Nowadays, everytime I turn around, I hear something on the news on how the life of my child, once again, is an afterthought. The latest one is how the new tax plan passed unanimously by the GOP until the last minute didn’t have the ability to deduct medical expenses. Maybe, for most people, being able to deduct medical expenses is not an issue whatsoever, but I am glad that pressure from the disability community got them to open their eyes. The fight is not over, as there are other things at stake. By reducing revenue by at least $1.5 trillion and increasing the deficit, the “Tax Cuts and Jobs Act” increases the pressure to cut Social Security & Medicaid (programs the GOP stated are “next” on their agenda), which are critical to the lives of people with disabilities. Barf. I don’t normally engage in political discourse, even though I followRead More →

As parents, we always want to encourage our children to be able to stand up for themselves. Anytime I feel I may not be doing a good job at this considering how much I advocate for my Nicky, all I have to do is look at my healthy son, now 14 years old. He ROCKS! He’s totally willing and able to stand up for himself. He often asks me how to deal with so-and-so and comes home from school telling me how he successfully dealt with whatever situation he was confronted with. Nicky however, is a different story. Raising a child with a rare disease is profoundly confusing and complicated. With something like Epidermolysis Bullosa, we are forced to learn all about wound management, take crash courses in everything that has to do with their skin, and learn how to advocate for medical care, among becoming an insurance expert. MostRead More →

Today is the international day of Rare Diseases – of course Epidermolysis Bullosa being one of them, it hits close to home. There are about 7,000 rare diseases, affecting 30 million Americans, 300 million people worldwide, but only 5% have treatments, and far fewer have cures. Rare diseases often go undiagnosed, and while a diagnosis per se does not cure the condition, the fear of the unknown is greater. Even when you do get a diagnose, sometimes it’s hard anyways because patients seem to react very differently to treatments. Second guessing becomes a pastime. No one can prepare you for having a rare child. It’s a lonely place to be. A diagnosis will open doors and give you access to the people and resources you need to help take care of your child. But your child’s disease is rare, and before too long you realize the experts are rare themselves. So, youRead More →

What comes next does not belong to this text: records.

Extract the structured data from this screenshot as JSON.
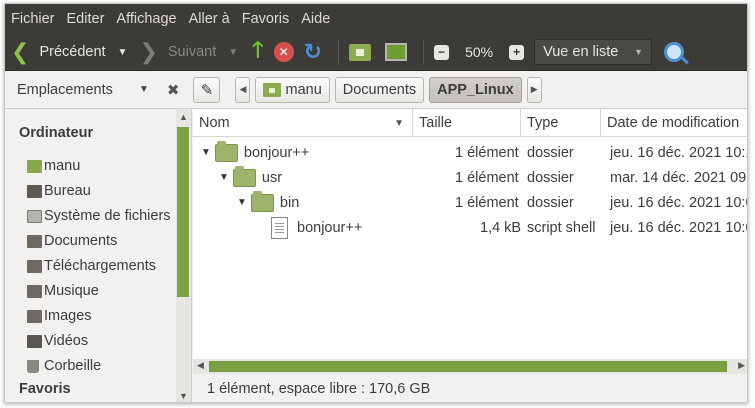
{
  "menu": [
    "Fichier",
    "Editer",
    "Affichage",
    "Aller à",
    "Favoris",
    "Aide"
  ],
  "toolbar": {
    "back_label": "Précédent",
    "forward_label": "Suivant",
    "zoom_value": "50%",
    "zoom_out_icon": "zoom-out-icon",
    "zoom_in_icon": "zoom-in-icon",
    "view_mode": "Vue en liste"
  },
  "locationbar": {
    "places_label": "Emplacements",
    "breadcrumbs": [
      "manu",
      "Documents",
      "APP_Linux"
    ],
    "active_crumb": "APP_Linux"
  },
  "sidebar": {
    "heading_computer": "Ordinateur",
    "items": [
      {
        "label": "manu",
        "icon": "home-folder-icon"
      },
      {
        "label": "Bureau",
        "icon": "desktop-icon"
      },
      {
        "label": "Système de fichiers",
        "icon": "drive-icon"
      },
      {
        "label": "Documents",
        "icon": "documents-icon"
      },
      {
        "label": "Téléchargements",
        "icon": "downloads-icon"
      },
      {
        "label": "Musique",
        "icon": "music-icon"
      },
      {
        "label": "Images",
        "icon": "pictures-icon"
      },
      {
        "label": "Vidéos",
        "icon": "videos-icon"
      },
      {
        "label": "Corbeille",
        "icon": "trash-icon"
      }
    ],
    "heading_favorites": "Favoris"
  },
  "columns": {
    "name": "Nom",
    "size": "Taille",
    "type": "Type",
    "modified": "Date de modification"
  },
  "rows": [
    {
      "name": "bonjour++",
      "size": "1 élément",
      "type": "dossier",
      "modified": "jeu. 16 déc. 2021 10:1",
      "kind": "folder",
      "depth": 0
    },
    {
      "name": "usr",
      "size": "1 élément",
      "type": "dossier",
      "modified": "mar. 14 déc. 2021 09:",
      "kind": "folder",
      "depth": 1
    },
    {
      "name": "bin",
      "size": "1 élément",
      "type": "dossier",
      "modified": "jeu. 16 déc. 2021 10:0",
      "kind": "folder",
      "depth": 2
    },
    {
      "name": "bonjour++",
      "size": "1,4 kB",
      "type": "script shell",
      "modified": "jeu. 16 déc. 2021 10:0",
      "kind": "file",
      "depth": 3
    }
  ],
  "status": "1 élément, espace libre : 170,6 GB",
  "colors": {
    "menubar_bg": "#3c3b37",
    "accent_green": "#7aa242",
    "folder_green": "#9db56a"
  }
}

I know this is not a popular stance, or maybe it is, but if living with a child (he may be 18 now, but he’s still my child and will always be-and he will always live with me!) with a rare form of Epidermolysis Bullosa has taught me, is that no matter how much a Doctor cares, sometimes he or she can be wrong. I read a book a few years ago about a local mother whose teenage daughter was diagnosed with a rare form of Brain Cancer, which is almost always incurable and impossible to detect before it becomes deadly. The Doctor did everything he could to treat her and by some miracle it looked as if the Cancer went into remission several months later. She trusted the Doctors blindly. Because Cancer is not exactly rare as a whole, unlike the hoops I had to jump to find information, she putRead More →